In the Institute’s latest podcast episode, Visiting Faculty member Dr Mohammad-Mahmoud Ould Mohamedou discusses the aftermath of one of the defining global events of the last decade. Interviewed by Katy Anderson, former BBC correspondent and Institute alumna, he traces the roots of the first transnational movement to declare war on the United States to a decade before the attacks on the World Trade Centre and the Pentagon. He also gives an academic and historic view of the major consequences of the United States reaction to the attacks and the effects that are still playing out in the field of international relations as well as international history and politics.
Listen to the podcast 9/11 Ten Years On.
Dr Mohamedou is a member of the Graduate Institute’s Visiting Faculty in its International History Department, and Master in Development Studies. He is also currently Visiting Fellow at the Geneva Centre for Security Policy. He has a PhD in Political Science from the City University of New York. He was previously Minister of Foreign Affairs and Cooperation in Mauritania and prior to that Associate Director of the Programme of Humanitarian Policy and Conflict Research at Harvard University where he founded the Transnational and Non-State Armed Groups Project. From 1998-2004, he was Director of Research at the International Council on Human Rights Policy.
His major publications include the books Understanding Al Qaeda: Changing War and Global Politics, and Iraq and the Second Gulf War: State-Building and Regime Security. In French, he has published Contre-croisade: origines et conséquences du 11 septembre.
Changing War and Global Politics
Mohammad-Mahmoud Ould Mohamedou
Updated edition of the controversial book which argues that the only way to defeat Al Qaeda it is to engage with its arguments in a serious way.
“Mohamedou is a top-notch academic. In today’s world, you can’t afford to miss this book.” – Tim Sebastian, award-winning former BBC foreign correspondent and presenter of HARDtalk

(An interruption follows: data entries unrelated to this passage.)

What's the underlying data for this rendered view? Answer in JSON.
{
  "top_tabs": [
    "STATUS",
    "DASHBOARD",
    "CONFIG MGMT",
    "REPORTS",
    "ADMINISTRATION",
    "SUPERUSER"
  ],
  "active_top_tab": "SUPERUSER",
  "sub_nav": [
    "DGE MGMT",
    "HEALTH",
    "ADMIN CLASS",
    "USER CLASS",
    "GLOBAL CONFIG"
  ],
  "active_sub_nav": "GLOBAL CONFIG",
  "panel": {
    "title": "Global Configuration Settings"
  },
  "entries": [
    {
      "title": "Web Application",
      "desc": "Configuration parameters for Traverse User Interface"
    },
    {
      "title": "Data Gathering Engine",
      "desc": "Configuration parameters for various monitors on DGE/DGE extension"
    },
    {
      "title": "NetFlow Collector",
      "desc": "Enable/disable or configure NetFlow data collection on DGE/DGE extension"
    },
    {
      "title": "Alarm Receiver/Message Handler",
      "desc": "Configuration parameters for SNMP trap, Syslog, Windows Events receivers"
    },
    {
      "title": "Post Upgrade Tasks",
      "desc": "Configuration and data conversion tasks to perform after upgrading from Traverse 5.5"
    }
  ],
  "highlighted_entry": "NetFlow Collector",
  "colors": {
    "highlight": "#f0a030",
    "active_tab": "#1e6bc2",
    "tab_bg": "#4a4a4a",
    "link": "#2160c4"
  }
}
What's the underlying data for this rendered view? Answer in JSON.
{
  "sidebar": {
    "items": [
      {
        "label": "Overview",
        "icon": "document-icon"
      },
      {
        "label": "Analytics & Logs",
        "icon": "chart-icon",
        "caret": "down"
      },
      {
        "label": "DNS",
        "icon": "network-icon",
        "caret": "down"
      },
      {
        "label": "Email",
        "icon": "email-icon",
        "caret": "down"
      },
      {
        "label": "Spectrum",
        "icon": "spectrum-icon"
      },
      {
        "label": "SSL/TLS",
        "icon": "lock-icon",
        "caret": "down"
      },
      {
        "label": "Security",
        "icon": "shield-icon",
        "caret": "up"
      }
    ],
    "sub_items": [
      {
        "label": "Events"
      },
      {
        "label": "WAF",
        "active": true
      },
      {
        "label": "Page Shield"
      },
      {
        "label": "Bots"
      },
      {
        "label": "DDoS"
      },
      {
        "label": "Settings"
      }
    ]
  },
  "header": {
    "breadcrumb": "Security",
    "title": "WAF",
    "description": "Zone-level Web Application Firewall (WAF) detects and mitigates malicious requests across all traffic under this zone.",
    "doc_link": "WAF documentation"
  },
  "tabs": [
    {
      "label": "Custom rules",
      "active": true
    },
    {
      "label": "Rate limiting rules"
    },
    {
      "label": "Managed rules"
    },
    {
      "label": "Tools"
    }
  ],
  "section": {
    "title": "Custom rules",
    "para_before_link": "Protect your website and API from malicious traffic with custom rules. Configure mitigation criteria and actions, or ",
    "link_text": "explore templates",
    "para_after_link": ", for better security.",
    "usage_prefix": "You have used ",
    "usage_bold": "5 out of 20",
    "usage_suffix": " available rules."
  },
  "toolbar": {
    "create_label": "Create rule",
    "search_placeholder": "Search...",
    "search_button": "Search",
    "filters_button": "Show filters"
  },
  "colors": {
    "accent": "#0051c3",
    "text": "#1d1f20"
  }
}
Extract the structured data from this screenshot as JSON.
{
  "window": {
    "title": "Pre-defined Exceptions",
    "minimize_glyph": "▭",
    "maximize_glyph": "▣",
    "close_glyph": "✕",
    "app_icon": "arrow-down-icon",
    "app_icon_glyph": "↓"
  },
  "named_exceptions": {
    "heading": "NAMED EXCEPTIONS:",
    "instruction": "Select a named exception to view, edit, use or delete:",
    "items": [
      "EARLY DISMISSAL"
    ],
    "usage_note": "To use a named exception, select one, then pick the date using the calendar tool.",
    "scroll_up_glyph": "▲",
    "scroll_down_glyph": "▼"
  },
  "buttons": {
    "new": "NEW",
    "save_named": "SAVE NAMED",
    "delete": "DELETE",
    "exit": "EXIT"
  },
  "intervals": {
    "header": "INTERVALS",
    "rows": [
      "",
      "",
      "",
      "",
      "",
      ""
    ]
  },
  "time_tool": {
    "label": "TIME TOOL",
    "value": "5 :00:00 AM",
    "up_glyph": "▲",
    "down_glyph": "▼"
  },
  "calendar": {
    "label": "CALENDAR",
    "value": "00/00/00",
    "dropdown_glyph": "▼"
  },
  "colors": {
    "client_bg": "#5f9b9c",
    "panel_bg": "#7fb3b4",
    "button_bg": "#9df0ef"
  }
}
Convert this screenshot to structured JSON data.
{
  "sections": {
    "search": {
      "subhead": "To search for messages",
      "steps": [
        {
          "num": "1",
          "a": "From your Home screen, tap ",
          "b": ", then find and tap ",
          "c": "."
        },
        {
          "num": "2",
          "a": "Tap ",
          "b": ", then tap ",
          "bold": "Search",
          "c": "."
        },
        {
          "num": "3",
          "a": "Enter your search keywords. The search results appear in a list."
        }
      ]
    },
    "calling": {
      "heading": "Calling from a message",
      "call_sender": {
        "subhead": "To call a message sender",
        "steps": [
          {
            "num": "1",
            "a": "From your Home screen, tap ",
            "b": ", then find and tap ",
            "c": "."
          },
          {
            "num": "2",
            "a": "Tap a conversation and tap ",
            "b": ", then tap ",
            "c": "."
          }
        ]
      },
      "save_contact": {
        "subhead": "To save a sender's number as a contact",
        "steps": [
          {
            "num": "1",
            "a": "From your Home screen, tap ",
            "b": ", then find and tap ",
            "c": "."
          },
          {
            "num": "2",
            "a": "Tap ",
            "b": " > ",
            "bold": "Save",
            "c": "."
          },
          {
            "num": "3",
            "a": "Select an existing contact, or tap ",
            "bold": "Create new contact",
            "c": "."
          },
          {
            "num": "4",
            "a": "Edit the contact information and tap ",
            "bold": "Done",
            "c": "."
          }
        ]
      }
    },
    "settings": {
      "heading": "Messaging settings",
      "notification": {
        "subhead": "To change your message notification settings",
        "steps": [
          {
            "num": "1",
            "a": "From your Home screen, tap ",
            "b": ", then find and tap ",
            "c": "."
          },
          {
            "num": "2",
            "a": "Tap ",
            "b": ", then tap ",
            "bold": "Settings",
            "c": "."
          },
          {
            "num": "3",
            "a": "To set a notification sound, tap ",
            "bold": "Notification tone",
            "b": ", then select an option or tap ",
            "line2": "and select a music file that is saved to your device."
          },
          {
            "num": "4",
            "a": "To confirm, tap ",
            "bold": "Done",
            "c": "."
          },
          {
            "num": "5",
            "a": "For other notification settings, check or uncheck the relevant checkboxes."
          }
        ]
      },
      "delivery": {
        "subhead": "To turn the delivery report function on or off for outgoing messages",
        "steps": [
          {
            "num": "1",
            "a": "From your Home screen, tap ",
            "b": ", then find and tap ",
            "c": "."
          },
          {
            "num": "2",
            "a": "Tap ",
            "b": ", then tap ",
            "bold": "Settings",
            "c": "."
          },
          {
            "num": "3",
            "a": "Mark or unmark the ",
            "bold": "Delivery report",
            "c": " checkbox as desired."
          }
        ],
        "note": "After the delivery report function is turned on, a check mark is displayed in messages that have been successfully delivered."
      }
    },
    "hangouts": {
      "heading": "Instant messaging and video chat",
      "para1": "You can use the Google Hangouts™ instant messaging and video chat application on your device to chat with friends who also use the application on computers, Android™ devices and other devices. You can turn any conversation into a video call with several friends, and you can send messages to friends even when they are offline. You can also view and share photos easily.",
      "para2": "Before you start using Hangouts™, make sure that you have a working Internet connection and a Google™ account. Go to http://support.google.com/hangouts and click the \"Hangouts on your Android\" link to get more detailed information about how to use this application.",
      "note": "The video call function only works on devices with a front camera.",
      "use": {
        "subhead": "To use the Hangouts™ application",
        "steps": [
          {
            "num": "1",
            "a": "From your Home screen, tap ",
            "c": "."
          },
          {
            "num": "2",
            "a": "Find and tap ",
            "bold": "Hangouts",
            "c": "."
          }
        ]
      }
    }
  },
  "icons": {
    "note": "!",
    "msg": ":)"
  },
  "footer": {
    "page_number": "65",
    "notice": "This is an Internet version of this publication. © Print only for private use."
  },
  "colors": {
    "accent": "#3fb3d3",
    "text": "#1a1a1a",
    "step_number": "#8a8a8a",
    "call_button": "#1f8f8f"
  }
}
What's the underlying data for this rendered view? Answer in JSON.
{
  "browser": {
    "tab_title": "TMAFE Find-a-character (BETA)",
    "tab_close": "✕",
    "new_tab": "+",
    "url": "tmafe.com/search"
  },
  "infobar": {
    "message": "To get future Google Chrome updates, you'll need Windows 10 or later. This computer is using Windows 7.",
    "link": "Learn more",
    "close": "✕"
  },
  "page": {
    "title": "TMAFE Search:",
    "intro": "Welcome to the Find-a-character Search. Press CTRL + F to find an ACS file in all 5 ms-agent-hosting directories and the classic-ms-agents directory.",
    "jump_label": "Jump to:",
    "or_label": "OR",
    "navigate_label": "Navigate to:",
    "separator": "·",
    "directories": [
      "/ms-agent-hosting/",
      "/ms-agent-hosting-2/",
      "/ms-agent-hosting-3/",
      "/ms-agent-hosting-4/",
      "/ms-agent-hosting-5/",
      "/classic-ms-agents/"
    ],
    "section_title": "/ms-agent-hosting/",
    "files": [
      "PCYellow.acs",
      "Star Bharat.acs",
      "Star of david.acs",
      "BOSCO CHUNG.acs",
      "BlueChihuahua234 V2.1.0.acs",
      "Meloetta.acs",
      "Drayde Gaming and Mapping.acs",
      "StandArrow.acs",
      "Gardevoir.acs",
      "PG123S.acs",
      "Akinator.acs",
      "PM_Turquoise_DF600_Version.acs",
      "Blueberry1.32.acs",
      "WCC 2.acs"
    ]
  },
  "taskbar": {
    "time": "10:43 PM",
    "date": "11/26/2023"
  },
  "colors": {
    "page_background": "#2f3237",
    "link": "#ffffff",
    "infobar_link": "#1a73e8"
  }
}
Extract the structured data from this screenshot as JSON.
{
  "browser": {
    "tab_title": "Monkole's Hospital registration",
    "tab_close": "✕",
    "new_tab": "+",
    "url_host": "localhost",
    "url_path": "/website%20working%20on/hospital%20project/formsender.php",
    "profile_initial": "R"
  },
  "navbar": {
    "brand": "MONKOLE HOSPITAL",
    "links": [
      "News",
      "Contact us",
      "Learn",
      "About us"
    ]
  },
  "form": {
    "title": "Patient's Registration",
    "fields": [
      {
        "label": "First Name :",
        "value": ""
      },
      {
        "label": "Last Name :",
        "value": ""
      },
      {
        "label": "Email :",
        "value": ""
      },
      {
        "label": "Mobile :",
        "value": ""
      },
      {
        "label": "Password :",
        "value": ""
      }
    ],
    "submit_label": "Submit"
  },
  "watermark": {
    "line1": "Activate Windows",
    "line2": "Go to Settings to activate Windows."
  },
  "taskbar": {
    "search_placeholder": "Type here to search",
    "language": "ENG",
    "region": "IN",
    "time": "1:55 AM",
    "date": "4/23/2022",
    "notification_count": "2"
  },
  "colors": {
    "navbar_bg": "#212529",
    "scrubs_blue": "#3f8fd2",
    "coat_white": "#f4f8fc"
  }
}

“Mohammad Mohamedou has written a political analysis which provides a much-needed secular understanding of Al Qaeda as one among several organised forces in a rapidly changing international arena. Unlike most writers on the subject who tend to be mesmerised by Al Qaeda’s religious discourse, Mohamedou insists on understanding the changing significance of the discourse against a historical backdrop of actions and events.” – Mahmood Mamdani, Herbert Lehman Professor of Government, Columbia University